Art is something that makes you breathe with a different kind of happiness.’ – Anni Albers
I cannot describe the emotions that Art stirs up in me! The eager anticipation of what I would take up for that Art experience, the planning for how to go about it, the gathering of supplies, the actual creation of the artwork and finally the feeling coursing through me, when I complete the piece and sit back to admire and critique what I have done! I have spent so many happy, excited, enthusiastic, unexpected, doubtful, confused, irritated, impatient moments that I have grown through each of my brushes with Art! And so, as a Psychiatrist, I find it absolutely intriguing the way people emote and express through their artistic creations.
While Art began to be used in treatment as a form of Therapy as early as 1942, it started off more as a form of Catharsis for patients suffering from Tuberculosis. So as to “build up a strong defence against their misfortunes”. In mental health, Art as a form of Therapy has now evolved and come a long, long way from those early days. Today, Art based Therapists work in sync with Psychiatrists, Occupational Therapists, Remedial Educators and other Mental Health Professionals to ensure a holistic recovery of their patients.
As a young psychiatry post graduate, I was trained thoroughly in basics like history taking, mental status examination, criteria for diagnosing disorders and the medical treatment options. However I often found, that while my patients did well and improved with medicines, there would be a pause when I asked, ‘Do you feel your life is back to the pre disorder levels?’. Often patients said that they were definitely better but something was missing and another doubt that kept nagging me was, how do I help them prevent further episodes! Once I started my private practice, I actually realised the advantages that effective therapy brought to patients and I found myself encouraging patients to look at the combination of medications and therapy as the best possible mental health solution.

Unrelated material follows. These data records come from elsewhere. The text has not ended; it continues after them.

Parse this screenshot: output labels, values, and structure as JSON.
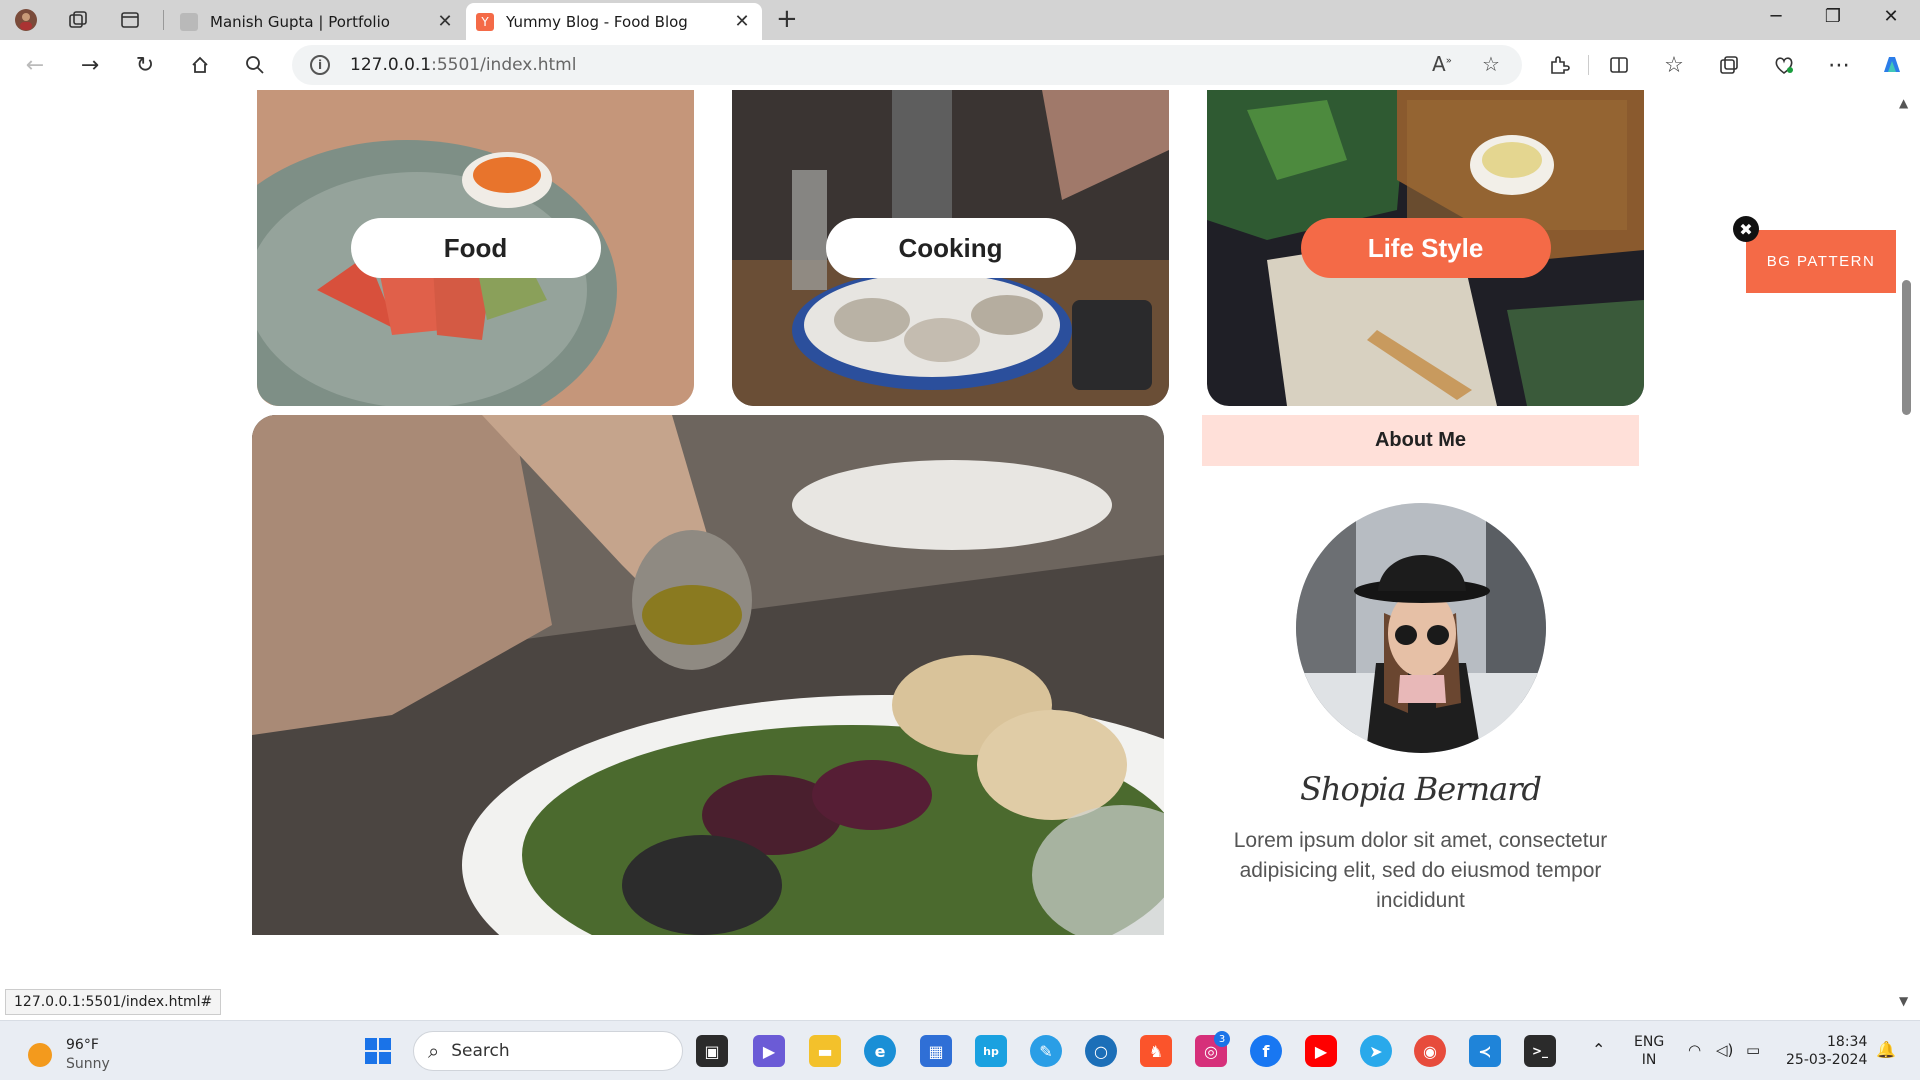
{
  "browser": {
    "tabs": [
      {
        "title": "Manish Gupta | Portfolio",
        "active": false
      },
      {
        "title": "Yummy Blog - Food Blog",
        "active": true
      }
    ],
    "address": {
      "host": "127.0.0.1",
      "path": ":5501/index.html"
    },
    "status_url": "127.0.0.1:5501/index.html#"
  },
  "categories": [
    {
      "label": "Food",
      "style": "white"
    },
    {
      "label": "Cooking",
      "style": "white"
    },
    {
      "label": "Life Style",
      "style": "accent"
    }
  ],
  "sidebar": {
    "about_heading": "About Me",
    "author_name": "Shopia Bernard",
    "bio": "Lorem ipsum dolor sit amet, consectetur adipisicing elit, sed do eiusmod tempor incididunt"
  },
  "floating": {
    "bg_pattern_label": "BG PATTERN",
    "close_glyph": "✖"
  },
  "taskbar": {
    "weather_temp": "96°F",
    "weather_desc": "Sunny",
    "search_label": "Search",
    "language_top": "ENG",
    "language_bottom": "IN",
    "time": "18:34",
    "date": "25-03-2024",
    "instagram_badge": "3"
  },
  "colors": {
    "accent": "#f46a47",
    "about_bg": "#ffe0d9"
  }
}
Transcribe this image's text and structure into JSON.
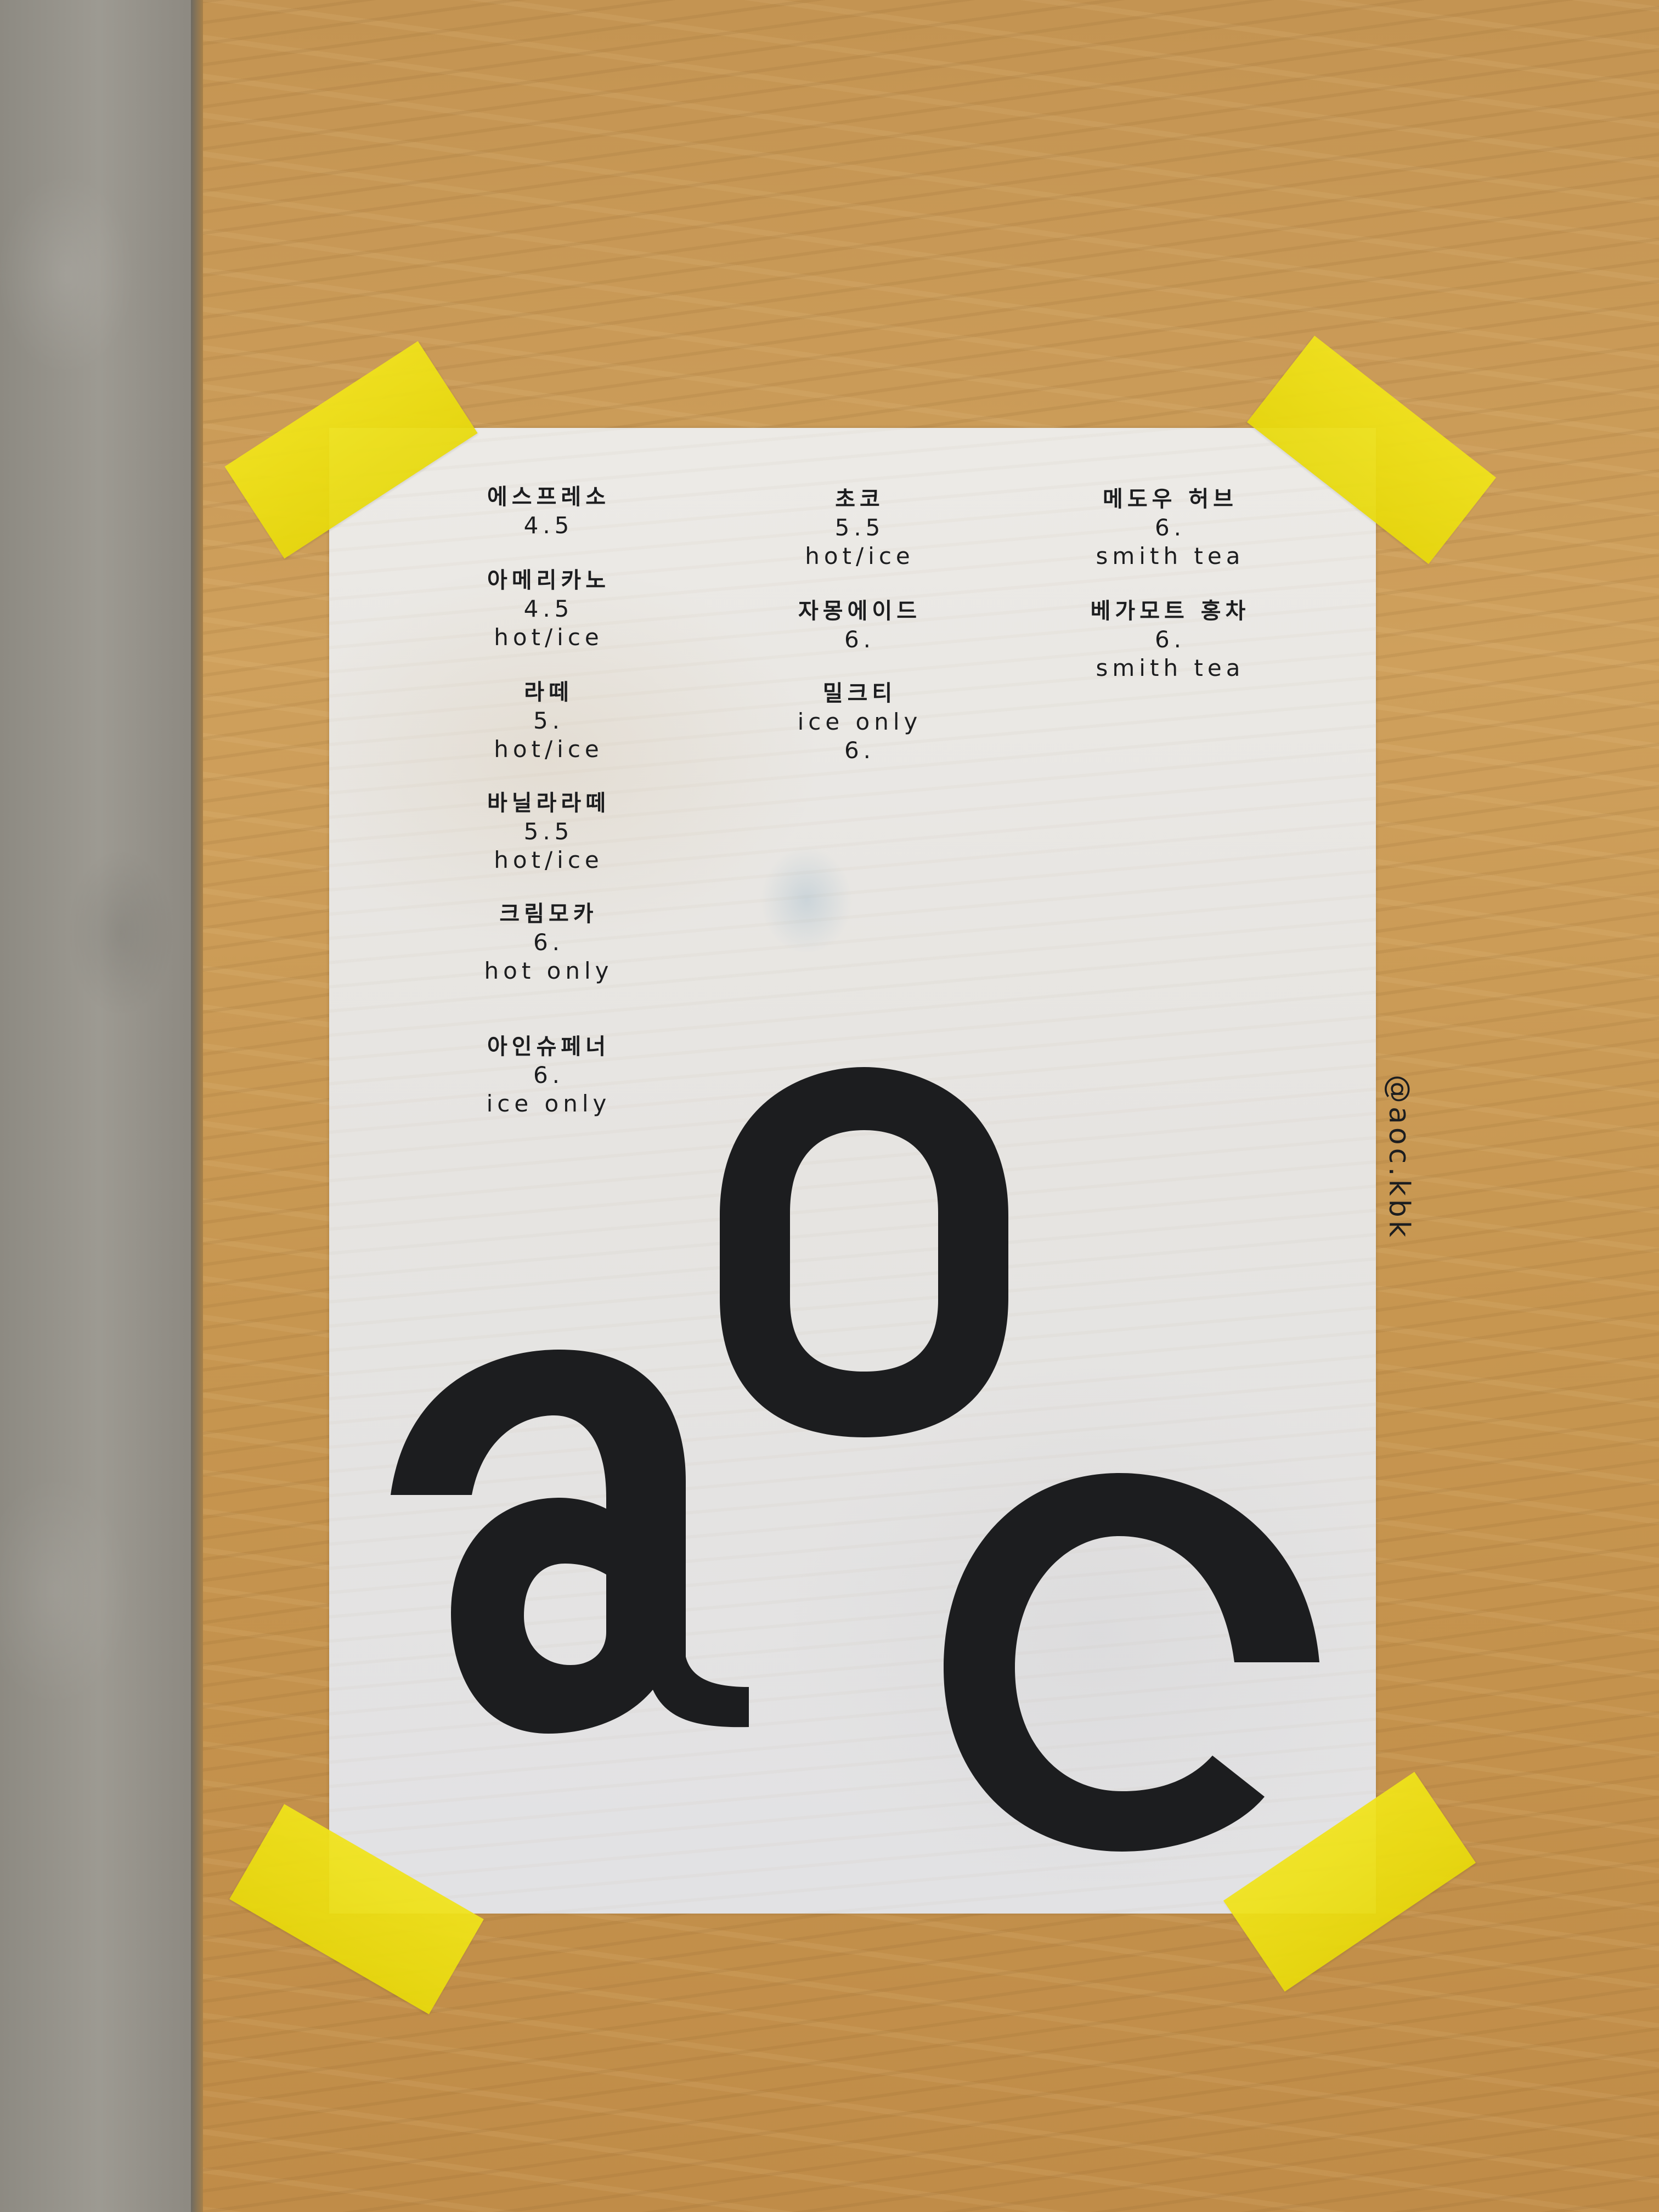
{
  "menu": {
    "column1": [
      {
        "name": "에스프레소",
        "price": "4.5",
        "note": ""
      },
      {
        "name": "아메리카노",
        "price": "4.5",
        "note": "hot/ice"
      },
      {
        "name": "라떼",
        "price": "5.",
        "note": "hot/ice"
      },
      {
        "name": "바닐라라떼",
        "price": "5.5",
        "note": "hot/ice"
      },
      {
        "name": "크림모카",
        "price": "6.",
        "note": "hot only"
      },
      {
        "name": "아인슈페너",
        "price": "6.",
        "note": "ice only"
      }
    ],
    "column2": [
      {
        "name": "초코",
        "price": "5.5",
        "note": "hot/ice"
      },
      {
        "name": "자몽에이드",
        "price": "6.",
        "note": ""
      },
      {
        "name": "밀크티",
        "line2": "ice only",
        "line3": "6."
      }
    ],
    "column3": [
      {
        "name": "메도우 허브",
        "price": "6.",
        "note": "smith tea"
      },
      {
        "name": "베가모트 홍차",
        "price": "6.",
        "note": "smith tea"
      }
    ]
  },
  "instagram_handle": "@aoc.kbk",
  "logo_letters": [
    "a",
    "o",
    "c"
  ],
  "colors": {
    "tape": "#f1e41a",
    "paper": "#e8e6e3",
    "ink": "#1c1d1f",
    "table": "#c79650",
    "floor": "#96938b"
  }
}
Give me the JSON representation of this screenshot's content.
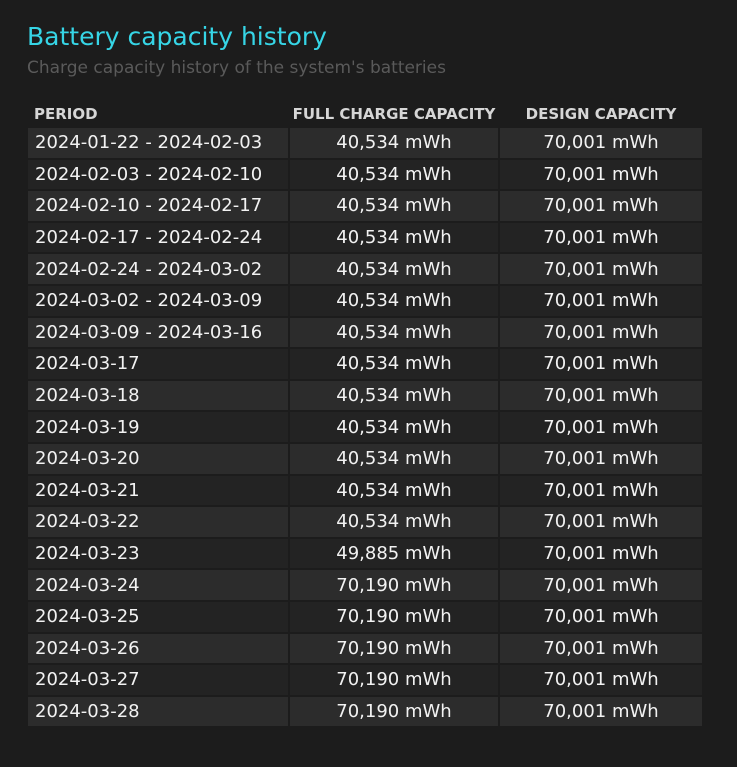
{
  "header": {
    "title": "Battery capacity history",
    "subtitle": "Charge capacity history of the system's batteries"
  },
  "table": {
    "columns": [
      "PERIOD",
      "FULL CHARGE CAPACITY",
      "DESIGN CAPACITY"
    ],
    "rows": [
      [
        "2024-01-22 - 2024-02-03",
        "40,534 mWh",
        "70,001 mWh"
      ],
      [
        "2024-02-03 - 2024-02-10",
        "40,534 mWh",
        "70,001 mWh"
      ],
      [
        "2024-02-10 - 2024-02-17",
        "40,534 mWh",
        "70,001 mWh"
      ],
      [
        "2024-02-17 - 2024-02-24",
        "40,534 mWh",
        "70,001 mWh"
      ],
      [
        "2024-02-24 - 2024-03-02",
        "40,534 mWh",
        "70,001 mWh"
      ],
      [
        "2024-03-02 - 2024-03-09",
        "40,534 mWh",
        "70,001 mWh"
      ],
      [
        "2024-03-09 - 2024-03-16",
        "40,534 mWh",
        "70,001 mWh"
      ],
      [
        "2024-03-17",
        "40,534 mWh",
        "70,001 mWh"
      ],
      [
        "2024-03-18",
        "40,534 mWh",
        "70,001 mWh"
      ],
      [
        "2024-03-19",
        "40,534 mWh",
        "70,001 mWh"
      ],
      [
        "2024-03-20",
        "40,534 mWh",
        "70,001 mWh"
      ],
      [
        "2024-03-21",
        "40,534 mWh",
        "70,001 mWh"
      ],
      [
        "2024-03-22",
        "40,534 mWh",
        "70,001 mWh"
      ],
      [
        "2024-03-23",
        "49,885 mWh",
        "70,001 mWh"
      ],
      [
        "2024-03-24",
        "70,190 mWh",
        "70,001 mWh"
      ],
      [
        "2024-03-25",
        "70,190 mWh",
        "70,001 mWh"
      ],
      [
        "2024-03-26",
        "70,190 mWh",
        "70,001 mWh"
      ],
      [
        "2024-03-27",
        "70,190 mWh",
        "70,001 mWh"
      ],
      [
        "2024-03-28",
        "70,190 mWh",
        "70,001 mWh"
      ]
    ]
  },
  "colors": {
    "title": "#36d5e6",
    "subtitle": "#5a5a5a",
    "background": "#1c1c1c",
    "row_odd": "#2c2c2c",
    "row_even": "#232323"
  }
}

Over the last 10 years in Mental Health, I have seen a good number of my patients, struggling with the concept of expressing themselves in words. And here, for some, Art has been the saving hope. I have had children emote through their Doodles, teens struggling to talk about what they are experiencing draw Graphic Images, Images of their thoughts, young adults express their rage though Colours, middle aged persons showcase their anxieties through Art and elderly describe their hope in the change in their Patterns of Drawing. And this has helped me modify the medications to help them improve their quality of life.
I have been fortunate to work with an excellent Arts Based Therapist who has taught me some valuable lessons which have translated into my work and personal life. One of these was that there are no mistakes in art, only opportunities. Such a beautifully empowering idea, isn’t it? It makes you ponder about the pressure we put on ourselves not to make a mistake, but in Art every mistake is an opportunity to redefine whatever we are showcasing and an invitation to make it our own creation. This thought has made me so much kinder to myself, because I would often criticise myself if there were mistakes. In the pursuit of perfection, I would lose my sense of appreciation for what is. I am now more mindful of that.
I now look at Art Therapy as a valuable tool I can offer patients who are so inclined, to be expressive, to vent emotions and to reflect and meditate on their own goals and honestly, I have seen some wonderful transformations! Whether it is making Art or viewing others Art, this form of Therapy, believes in the expression of creativity as a means of fostering, healing and promoting recovery from some serious mental health concerns. I have seen it at work in patients with anxiety, depression, personality disorders, sleep cycle disorders and PTSD. It can be used alone or in conjunction with other forms of therapy like CBT, group therapy or the gestalt approach to bring about an increased self-awareness and shift towards self-development in the patient. But it is hard work and it requires dedication. Just like any other change you want to bring permanently in your life, whether it is healthy eating, regular exercise, better sleep hours, mental health through Art Therapy will require your motivation and commitment.
If you feel, this might be the approach for you to address your mental health concerns or goals for self-development, do consider reaching out to an Arts based Therapist. You will need someone who has studied both Psychology and Arts based therapy to work with and you may need to speak to the person before you decide the fit, but do reach out! We are in difficult times and in the process of making sense of our struggles. We may need a helping hand and it is completely ok to ask for it.
For me personally, Art is a wonderful medium to just be ME! Imperfect, Vulnerable yet Beautiful!
Dr. Wilona Annunciation (MD) Consultant Psychiatrist at ‘Institute for Psychological Health’ & ‘Prafulta: Center for Psychological Wellness’